- Work task
Scan the records for the word "给虎哥的周年礼物". Return each line where it is found.
━━━ Record set ━━━
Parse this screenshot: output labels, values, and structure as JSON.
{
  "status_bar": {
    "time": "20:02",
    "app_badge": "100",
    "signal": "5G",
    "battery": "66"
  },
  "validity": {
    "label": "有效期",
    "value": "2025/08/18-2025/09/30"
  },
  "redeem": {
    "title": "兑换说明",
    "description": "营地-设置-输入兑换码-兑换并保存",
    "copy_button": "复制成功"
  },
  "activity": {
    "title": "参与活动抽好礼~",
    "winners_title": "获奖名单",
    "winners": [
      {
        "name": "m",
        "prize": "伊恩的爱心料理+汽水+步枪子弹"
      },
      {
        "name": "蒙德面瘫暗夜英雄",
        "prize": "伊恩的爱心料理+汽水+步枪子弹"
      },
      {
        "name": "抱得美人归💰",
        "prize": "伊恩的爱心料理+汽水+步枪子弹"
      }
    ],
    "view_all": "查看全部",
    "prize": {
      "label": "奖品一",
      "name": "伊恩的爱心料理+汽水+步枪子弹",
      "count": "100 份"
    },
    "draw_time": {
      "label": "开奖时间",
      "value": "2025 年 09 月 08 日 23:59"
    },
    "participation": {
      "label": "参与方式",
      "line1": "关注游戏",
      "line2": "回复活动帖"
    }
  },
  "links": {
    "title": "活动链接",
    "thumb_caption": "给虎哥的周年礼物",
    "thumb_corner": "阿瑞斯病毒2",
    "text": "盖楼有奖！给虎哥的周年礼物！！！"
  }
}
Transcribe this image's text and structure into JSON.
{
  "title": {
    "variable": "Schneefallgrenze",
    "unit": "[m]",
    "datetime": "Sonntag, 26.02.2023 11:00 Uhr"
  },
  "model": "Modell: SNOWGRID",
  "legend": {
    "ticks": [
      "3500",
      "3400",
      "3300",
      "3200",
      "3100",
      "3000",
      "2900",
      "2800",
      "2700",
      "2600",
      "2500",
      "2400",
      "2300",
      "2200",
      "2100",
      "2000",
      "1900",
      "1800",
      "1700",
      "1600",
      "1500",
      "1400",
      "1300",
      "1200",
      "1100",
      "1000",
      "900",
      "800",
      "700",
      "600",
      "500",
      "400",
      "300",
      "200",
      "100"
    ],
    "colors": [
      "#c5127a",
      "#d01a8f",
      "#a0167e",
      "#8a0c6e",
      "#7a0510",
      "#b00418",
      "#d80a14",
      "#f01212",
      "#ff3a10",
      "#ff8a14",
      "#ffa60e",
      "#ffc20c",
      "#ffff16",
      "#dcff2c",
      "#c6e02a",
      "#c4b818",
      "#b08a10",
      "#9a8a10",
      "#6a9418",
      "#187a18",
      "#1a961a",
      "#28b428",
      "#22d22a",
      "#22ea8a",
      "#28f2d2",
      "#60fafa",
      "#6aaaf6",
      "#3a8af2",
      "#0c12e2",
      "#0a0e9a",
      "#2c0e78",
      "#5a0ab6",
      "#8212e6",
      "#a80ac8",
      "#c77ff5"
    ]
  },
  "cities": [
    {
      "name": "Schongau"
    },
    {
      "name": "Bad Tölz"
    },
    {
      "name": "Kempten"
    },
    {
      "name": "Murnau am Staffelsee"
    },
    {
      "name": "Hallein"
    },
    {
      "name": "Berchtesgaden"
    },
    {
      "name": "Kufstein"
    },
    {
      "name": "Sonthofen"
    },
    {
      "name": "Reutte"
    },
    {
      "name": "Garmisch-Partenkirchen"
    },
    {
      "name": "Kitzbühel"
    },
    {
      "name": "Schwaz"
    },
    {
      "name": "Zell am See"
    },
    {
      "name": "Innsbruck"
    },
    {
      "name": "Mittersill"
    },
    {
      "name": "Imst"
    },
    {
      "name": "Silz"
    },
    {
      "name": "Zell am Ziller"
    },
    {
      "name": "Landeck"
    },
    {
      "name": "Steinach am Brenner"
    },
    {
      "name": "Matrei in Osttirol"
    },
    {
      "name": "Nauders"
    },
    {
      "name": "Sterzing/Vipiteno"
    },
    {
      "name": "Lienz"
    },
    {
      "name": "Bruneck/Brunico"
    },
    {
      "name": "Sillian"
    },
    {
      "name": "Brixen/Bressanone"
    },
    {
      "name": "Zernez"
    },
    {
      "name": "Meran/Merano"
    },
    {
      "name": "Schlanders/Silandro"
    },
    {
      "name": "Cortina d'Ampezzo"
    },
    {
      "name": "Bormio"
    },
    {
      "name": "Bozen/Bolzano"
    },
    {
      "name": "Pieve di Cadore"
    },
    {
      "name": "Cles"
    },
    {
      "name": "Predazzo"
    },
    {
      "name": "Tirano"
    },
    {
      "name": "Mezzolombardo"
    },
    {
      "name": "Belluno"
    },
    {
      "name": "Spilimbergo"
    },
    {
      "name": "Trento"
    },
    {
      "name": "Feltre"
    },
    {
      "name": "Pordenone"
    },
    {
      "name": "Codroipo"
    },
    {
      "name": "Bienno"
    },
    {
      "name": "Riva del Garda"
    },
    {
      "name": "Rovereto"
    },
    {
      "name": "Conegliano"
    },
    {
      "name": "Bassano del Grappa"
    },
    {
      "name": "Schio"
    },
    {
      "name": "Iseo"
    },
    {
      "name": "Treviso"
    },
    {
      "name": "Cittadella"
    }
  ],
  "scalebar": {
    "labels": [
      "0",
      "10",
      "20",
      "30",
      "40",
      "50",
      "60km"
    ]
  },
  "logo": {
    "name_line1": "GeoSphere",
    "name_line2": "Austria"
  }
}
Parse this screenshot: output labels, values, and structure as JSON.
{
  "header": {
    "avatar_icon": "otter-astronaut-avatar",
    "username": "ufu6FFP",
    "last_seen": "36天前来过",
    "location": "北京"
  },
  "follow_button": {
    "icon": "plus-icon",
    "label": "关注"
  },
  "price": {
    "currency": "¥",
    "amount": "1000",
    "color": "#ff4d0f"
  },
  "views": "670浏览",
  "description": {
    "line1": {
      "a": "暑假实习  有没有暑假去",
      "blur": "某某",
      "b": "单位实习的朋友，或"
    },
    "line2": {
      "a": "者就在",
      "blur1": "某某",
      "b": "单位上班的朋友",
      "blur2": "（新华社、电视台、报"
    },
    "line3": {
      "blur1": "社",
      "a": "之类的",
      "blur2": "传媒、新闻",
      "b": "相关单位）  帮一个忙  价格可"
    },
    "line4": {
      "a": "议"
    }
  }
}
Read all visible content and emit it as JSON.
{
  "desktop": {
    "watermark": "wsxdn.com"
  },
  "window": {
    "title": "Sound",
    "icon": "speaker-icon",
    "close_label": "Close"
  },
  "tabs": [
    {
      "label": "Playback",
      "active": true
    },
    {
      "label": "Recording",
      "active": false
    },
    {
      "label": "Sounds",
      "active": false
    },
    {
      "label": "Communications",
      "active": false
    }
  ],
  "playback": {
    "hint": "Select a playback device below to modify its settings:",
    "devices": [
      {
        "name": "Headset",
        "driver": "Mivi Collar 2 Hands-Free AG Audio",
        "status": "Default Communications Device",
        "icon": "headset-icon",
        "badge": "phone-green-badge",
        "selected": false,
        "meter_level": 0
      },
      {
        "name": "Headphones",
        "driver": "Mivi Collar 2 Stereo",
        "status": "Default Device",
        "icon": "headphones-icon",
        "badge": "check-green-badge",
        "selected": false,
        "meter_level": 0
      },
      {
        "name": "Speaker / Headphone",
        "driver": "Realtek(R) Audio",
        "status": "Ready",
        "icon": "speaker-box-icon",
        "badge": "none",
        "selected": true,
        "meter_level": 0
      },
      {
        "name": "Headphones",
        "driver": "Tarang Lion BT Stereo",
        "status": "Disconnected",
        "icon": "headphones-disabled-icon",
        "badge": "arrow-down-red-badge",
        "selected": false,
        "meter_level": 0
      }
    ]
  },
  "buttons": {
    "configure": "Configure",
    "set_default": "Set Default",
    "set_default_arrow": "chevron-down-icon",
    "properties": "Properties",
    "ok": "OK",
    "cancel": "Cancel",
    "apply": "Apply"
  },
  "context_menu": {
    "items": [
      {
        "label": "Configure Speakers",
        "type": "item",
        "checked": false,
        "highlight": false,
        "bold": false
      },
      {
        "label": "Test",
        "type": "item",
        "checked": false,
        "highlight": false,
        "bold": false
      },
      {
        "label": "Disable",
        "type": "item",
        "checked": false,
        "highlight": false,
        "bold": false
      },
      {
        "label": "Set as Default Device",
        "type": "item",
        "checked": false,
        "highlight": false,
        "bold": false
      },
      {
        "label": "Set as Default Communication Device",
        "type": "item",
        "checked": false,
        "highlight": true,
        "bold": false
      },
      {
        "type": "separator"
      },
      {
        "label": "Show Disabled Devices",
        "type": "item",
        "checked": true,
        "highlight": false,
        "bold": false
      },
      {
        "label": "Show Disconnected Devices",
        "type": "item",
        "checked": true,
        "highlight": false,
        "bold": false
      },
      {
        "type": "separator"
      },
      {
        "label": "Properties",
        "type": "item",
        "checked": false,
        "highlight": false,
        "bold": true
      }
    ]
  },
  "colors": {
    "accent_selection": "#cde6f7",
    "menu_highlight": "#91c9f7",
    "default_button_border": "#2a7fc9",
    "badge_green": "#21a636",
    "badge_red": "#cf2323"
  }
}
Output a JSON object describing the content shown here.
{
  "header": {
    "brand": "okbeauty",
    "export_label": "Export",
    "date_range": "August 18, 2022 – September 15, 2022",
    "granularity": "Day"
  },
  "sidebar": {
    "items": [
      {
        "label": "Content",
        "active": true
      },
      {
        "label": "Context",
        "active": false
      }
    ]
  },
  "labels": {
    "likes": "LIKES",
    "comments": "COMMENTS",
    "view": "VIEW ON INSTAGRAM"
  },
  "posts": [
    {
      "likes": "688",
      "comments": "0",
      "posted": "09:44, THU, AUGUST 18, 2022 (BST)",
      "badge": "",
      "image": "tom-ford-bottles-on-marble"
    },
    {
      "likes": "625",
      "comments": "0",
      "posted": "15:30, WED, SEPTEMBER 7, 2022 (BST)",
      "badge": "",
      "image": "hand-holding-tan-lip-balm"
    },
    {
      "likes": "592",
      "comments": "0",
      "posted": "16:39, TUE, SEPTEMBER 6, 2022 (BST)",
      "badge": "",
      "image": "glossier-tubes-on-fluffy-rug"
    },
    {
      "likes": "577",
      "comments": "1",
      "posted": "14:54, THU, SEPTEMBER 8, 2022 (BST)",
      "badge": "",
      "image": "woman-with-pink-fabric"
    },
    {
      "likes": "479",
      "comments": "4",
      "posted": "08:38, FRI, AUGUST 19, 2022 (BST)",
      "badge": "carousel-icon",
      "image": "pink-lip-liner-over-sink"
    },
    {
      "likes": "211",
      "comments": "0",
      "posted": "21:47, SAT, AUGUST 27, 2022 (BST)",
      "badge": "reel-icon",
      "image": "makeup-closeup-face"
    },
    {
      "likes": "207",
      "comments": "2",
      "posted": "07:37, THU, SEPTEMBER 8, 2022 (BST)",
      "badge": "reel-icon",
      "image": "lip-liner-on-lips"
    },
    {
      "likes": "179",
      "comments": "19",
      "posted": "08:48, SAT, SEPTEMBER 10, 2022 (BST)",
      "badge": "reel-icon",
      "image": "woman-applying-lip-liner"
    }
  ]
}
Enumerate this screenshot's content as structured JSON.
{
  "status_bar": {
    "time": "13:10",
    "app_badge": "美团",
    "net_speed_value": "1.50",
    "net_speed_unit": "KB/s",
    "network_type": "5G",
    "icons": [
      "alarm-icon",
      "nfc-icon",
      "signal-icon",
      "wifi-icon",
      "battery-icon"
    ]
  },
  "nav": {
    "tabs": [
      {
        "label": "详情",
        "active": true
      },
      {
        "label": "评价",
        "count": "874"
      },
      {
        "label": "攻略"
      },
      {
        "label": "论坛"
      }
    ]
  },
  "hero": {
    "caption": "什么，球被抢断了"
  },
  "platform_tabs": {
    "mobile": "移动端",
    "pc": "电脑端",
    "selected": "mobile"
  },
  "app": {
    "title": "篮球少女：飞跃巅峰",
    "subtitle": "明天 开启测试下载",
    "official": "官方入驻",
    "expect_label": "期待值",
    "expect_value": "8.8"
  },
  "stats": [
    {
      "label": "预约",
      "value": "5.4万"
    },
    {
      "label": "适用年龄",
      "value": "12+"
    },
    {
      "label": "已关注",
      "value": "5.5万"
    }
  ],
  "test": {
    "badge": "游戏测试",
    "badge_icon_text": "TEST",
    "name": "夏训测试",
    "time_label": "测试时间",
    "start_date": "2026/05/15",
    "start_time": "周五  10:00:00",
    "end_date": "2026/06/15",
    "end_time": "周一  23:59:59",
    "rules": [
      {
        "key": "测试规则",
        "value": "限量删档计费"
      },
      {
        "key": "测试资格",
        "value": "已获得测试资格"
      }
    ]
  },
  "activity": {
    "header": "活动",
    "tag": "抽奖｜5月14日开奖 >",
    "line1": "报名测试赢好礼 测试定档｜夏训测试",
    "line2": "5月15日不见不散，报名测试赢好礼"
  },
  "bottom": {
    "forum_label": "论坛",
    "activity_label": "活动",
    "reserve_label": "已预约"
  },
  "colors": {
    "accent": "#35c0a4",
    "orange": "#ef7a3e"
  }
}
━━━
- Your response
    "thumb_caption": "给虎哥的周年礼物",
    "text": "盖楼有奖！给虎哥的周年礼物！！！"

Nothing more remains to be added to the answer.